Not a great day today. Didn't get as much done as I wanted to, felt bad most of the day, and then heard some terrible bad news about a situation confronting a family who is dear to me. After days like this, I find myself looking around for good things, anything happy, little meaningful things, victories of any sort to throw against the bleakness.
- I walked a mile and a half at the gym and did okay. I will hold at a mile and a half this week and get my legs used to it.
- I took a photo for my Year in Photos project. It's below. Not a great night photo, but probably the best my little point-n-shoot camera can do.
- Updated the website for the local writers group.
- I watched Longmire, which is one of my favorite TV shows.

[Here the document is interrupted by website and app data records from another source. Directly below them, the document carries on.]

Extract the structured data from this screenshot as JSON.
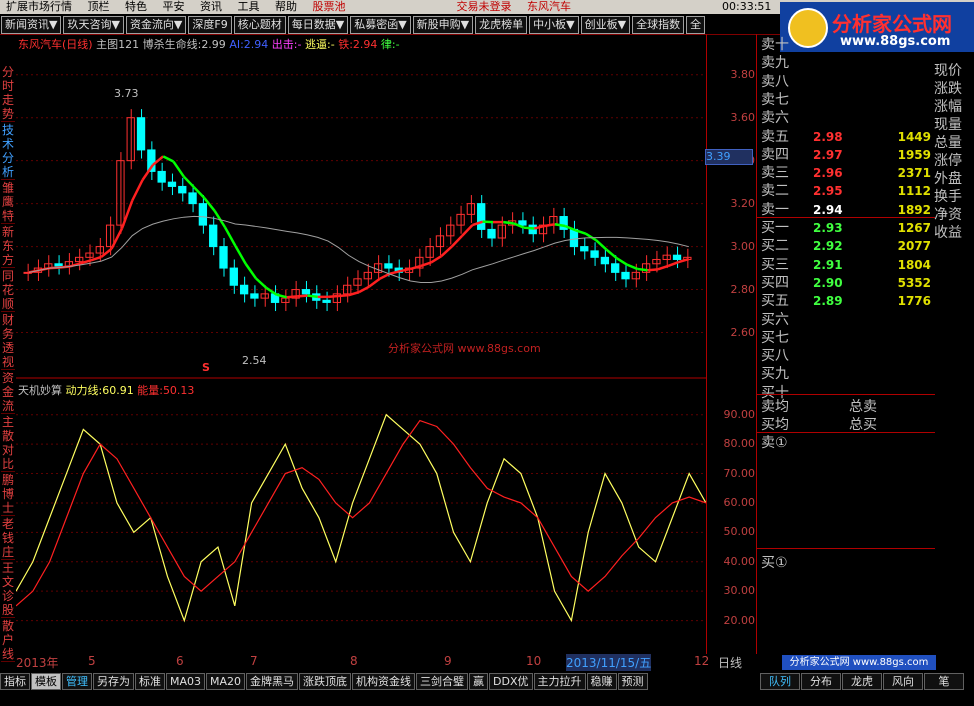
{
  "topbar": {
    "items": [
      "扩展市场行情",
      "顶栏",
      "特色",
      "平安",
      "资讯",
      "工具",
      "帮助"
    ],
    "pool": "股票池",
    "login": "交易未登录",
    "stock": "东风汽车",
    "clock": "00:33:51"
  },
  "menu": [
    "新闻资讯▼",
    "玖天咨询▼",
    "资金流向▼",
    "深度F9",
    "核心题材",
    "每日数据▼",
    "私募密函▼",
    "新股申购▼",
    "龙虎榜单",
    "中小板▼",
    "创业板▼",
    "全球指数",
    "全"
  ],
  "logo": {
    "title": "分析家公式网",
    "url": "www.88gs.com"
  },
  "sidebar": [
    {
      "label": "分时走势",
      "color": "red"
    },
    {
      "label": "技术分析",
      "color": "blue"
    },
    {
      "label": "雏鹰特",
      "color": "red"
    },
    {
      "label": "新东方",
      "color": "red"
    },
    {
      "label": "同花顺",
      "color": "red"
    },
    {
      "label": "财务透视",
      "color": "red"
    },
    {
      "label": "资金流",
      "color": "red"
    },
    {
      "label": "主散对比",
      "color": "red"
    },
    {
      "label": "鹏博士",
      "color": "red"
    },
    {
      "label": "老钱庄",
      "color": "red"
    },
    {
      "label": "王文诊股",
      "color": "red"
    },
    {
      "label": "散户线",
      "color": "red"
    }
  ],
  "main_header": {
    "name": "东风汽车(日线)",
    "chart": "主图121",
    "line1_label": "博杀生命线:",
    "line1_val": "2.99",
    "ai_label": "AI:",
    "ai_val": "2.94",
    "out_label": "出击:",
    "out_val": "-",
    "escape_label": "逃逼:",
    "escape_val": "-",
    "iron_label": "铁:",
    "iron_val": "2.94",
    "law_label": "律:",
    "law_val": "-"
  },
  "sub_header": {
    "name": "天机妙算",
    "power_label": "动力线:",
    "power_val": "60.91",
    "energy_label": "能量:",
    "energy_val": "50.13"
  },
  "annotations": {
    "high": "3.73",
    "low": "2.54",
    "watermark": "分析家公式网 www.88gs.com",
    "s_mark": "S"
  },
  "main_y": [
    "3.80",
    "3.60",
    "3.40",
    "3.20",
    "3.00",
    "2.80",
    "2.60"
  ],
  "sub_y": [
    "90.00",
    "80.00",
    "70.00",
    "60.00",
    "50.00",
    "40.00",
    "30.00",
    "20.00"
  ],
  "price_marker": "3.39",
  "x_axis": [
    "2013年",
    "5",
    "6",
    "7",
    "8",
    "9",
    "10",
    "2013/11/15/五",
    "12"
  ],
  "period": "日线",
  "order_book": {
    "sell": [
      {
        "label": "卖十",
        "price": "",
        "vol": ""
      },
      {
        "label": "卖九",
        "price": "",
        "vol": ""
      },
      {
        "label": "卖八",
        "price": "",
        "vol": ""
      },
      {
        "label": "卖七",
        "price": "",
        "vol": ""
      },
      {
        "label": "卖六",
        "price": "",
        "vol": ""
      },
      {
        "label": "卖五",
        "price": "2.98",
        "vol": "1449"
      },
      {
        "label": "卖四",
        "price": "2.97",
        "vol": "1959"
      },
      {
        "label": "卖三",
        "price": "2.96",
        "vol": "2371"
      },
      {
        "label": "卖二",
        "price": "2.95",
        "vol": "1112"
      },
      {
        "label": "卖一",
        "price": "2.94",
        "vol": "1892"
      }
    ],
    "buy": [
      {
        "label": "买一",
        "price": "2.93",
        "vol": "1267"
      },
      {
        "label": "买二",
        "price": "2.92",
        "vol": "2077"
      },
      {
        "label": "买三",
        "price": "2.91",
        "vol": "1804"
      },
      {
        "label": "买四",
        "price": "2.90",
        "vol": "5352"
      },
      {
        "label": "买五",
        "price": "2.89",
        "vol": "1776"
      },
      {
        "label": "买六",
        "price": "",
        "vol": ""
      },
      {
        "label": "买七",
        "price": "",
        "vol": ""
      },
      {
        "label": "买八",
        "price": "",
        "vol": ""
      },
      {
        "label": "买九",
        "price": "",
        "vol": ""
      },
      {
        "label": "买十",
        "price": "",
        "vol": ""
      }
    ],
    "sell_avg": "卖均",
    "buy_avg": "买均",
    "total_sell": "总卖",
    "total_buy": "总买",
    "sell_queue": "卖①",
    "buy_queue": "买①"
  },
  "right_fields": [
    "现价",
    "涨跌",
    "涨幅",
    "现量",
    "总量",
    "涨停",
    "外盘",
    "",
    "换手",
    "净资",
    "收益"
  ],
  "bottom_tabs": [
    "指标",
    "模板",
    "管理",
    "另存为",
    "标准",
    "MA03",
    "MA20",
    "金牌黑马",
    "涨跌顶底",
    "机构资金线",
    "三剑合璧",
    "赢",
    "DDX优",
    "主力拉升",
    "稳赚",
    "预测"
  ],
  "bottom_right": [
    "队列",
    "分布",
    "龙虎",
    "风向",
    "笔"
  ],
  "bottom_logo": "分析家公式网 www.88gs.com",
  "colors": {
    "up": "#ff3030",
    "down": "#00ffff",
    "green_line": "#00ff00",
    "red_line": "#ff2020",
    "magenta": "#ff00ff",
    "yellow": "#ffff60",
    "grid": "#800000"
  },
  "chart_data": {
    "type": "line",
    "title": "东风汽车(日线)",
    "main_ylim": [
      2.5,
      3.85
    ],
    "sub_ylim": [
      10,
      95
    ],
    "x_labels": [
      "2013年",
      "5",
      "6",
      "7",
      "8",
      "9",
      "10",
      "2013/11/15/五",
      "12"
    ],
    "price_close": [
      2.88,
      2.9,
      2.92,
      2.91,
      2.93,
      2.95,
      2.97,
      3.0,
      3.1,
      3.4,
      3.6,
      3.45,
      3.35,
      3.3,
      3.28,
      3.25,
      3.2,
      3.1,
      3.0,
      2.9,
      2.82,
      2.78,
      2.76,
      2.78,
      2.74,
      2.76,
      2.8,
      2.78,
      2.75,
      2.74,
      2.78,
      2.82,
      2.85,
      2.88,
      2.92,
      2.9,
      2.88,
      2.9,
      2.95,
      3.0,
      3.05,
      3.1,
      3.15,
      3.2,
      3.08,
      3.04,
      3.1,
      3.12,
      3.1,
      3.06,
      3.1,
      3.14,
      3.08,
      3.0,
      2.98,
      2.95,
      2.92,
      2.88,
      2.85,
      2.88,
      2.92,
      2.94,
      2.96,
      2.94,
      2.95
    ],
    "power_line": [
      30,
      40,
      55,
      70,
      85,
      80,
      60,
      50,
      55,
      35,
      20,
      40,
      45,
      25,
      60,
      70,
      80,
      65,
      55,
      40,
      60,
      75,
      90,
      85,
      80,
      70,
      50,
      40,
      60,
      75,
      70,
      55,
      30,
      20,
      50,
      70,
      60,
      45,
      40,
      55,
      70,
      60
    ],
    "energy_line": [
      25,
      30,
      40,
      55,
      70,
      80,
      75,
      65,
      55,
      45,
      35,
      30,
      35,
      40,
      50,
      60,
      70,
      72,
      68,
      60,
      55,
      60,
      70,
      80,
      88,
      86,
      80,
      72,
      65,
      62,
      60,
      55,
      45,
      35,
      30,
      35,
      42,
      48,
      55,
      60,
      62,
      60
    ]
  }
}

- Updated another website for a friend.
- Did a couple loads of laundry ... okay, yeah, I'm scrounging the bottom of the barrel on that one, but it is productive.
- And I'm still on pace for my Personal New Year Resolutions. So far, so good.
Admittedly, that’s not a gangbuster list of awesomeness, but life isn’t a gangbuster of awesomeness usually. Life is what it is: sometimes up, sometimes down, a lot of time in the middle. It’s learning to live in the middle that so many of us find hard. We rise to the occasion when confronting a crisis or an emergency. We behave brilliantly, bravely, and benevolently. But it’s the day-to-day life that’s hard and grinds on us. Most people break at the endlessly getting out of bed each morning to confront life’s little annoyances and battles. That’s what we find tough. That’s how we know if we’re a sprinter or a long distance runner.
I hope you’re the latter, because sprinters may be fast, but this life is long. It the ones who can keep going, step by step, mile by mile, day by day, year by year... they finish the race. I hope I’m a long distance runner.
I try to be. I try to stay busy. I try to keep putting one foot in front of another. Keep my eyes on the road. Don’t get distracted. Don’t lose focus. Don’t lose hope. Don’t lose courage. Don’t fail. Believe, believe, believe.
It’s a lot of pressure, and I think that’s why some people falter. They drink or take drugs or have crazy sex. They cheat on their spouses, neglect their children, and waste their lives in cheap pleasures, seeking a thrill to fill the holes in their lives. They think happiness is a destination rather than the journey itself.
It’s learning to take joy in the journey. We have to do that if we’re going to survive and flourish. It’s the secret to happiness, to contentment, and to fulfillment. For some – like me – finding that joy is easier with God’s help. Others choose another path, but finding that path is essential.
It's how we become fully human.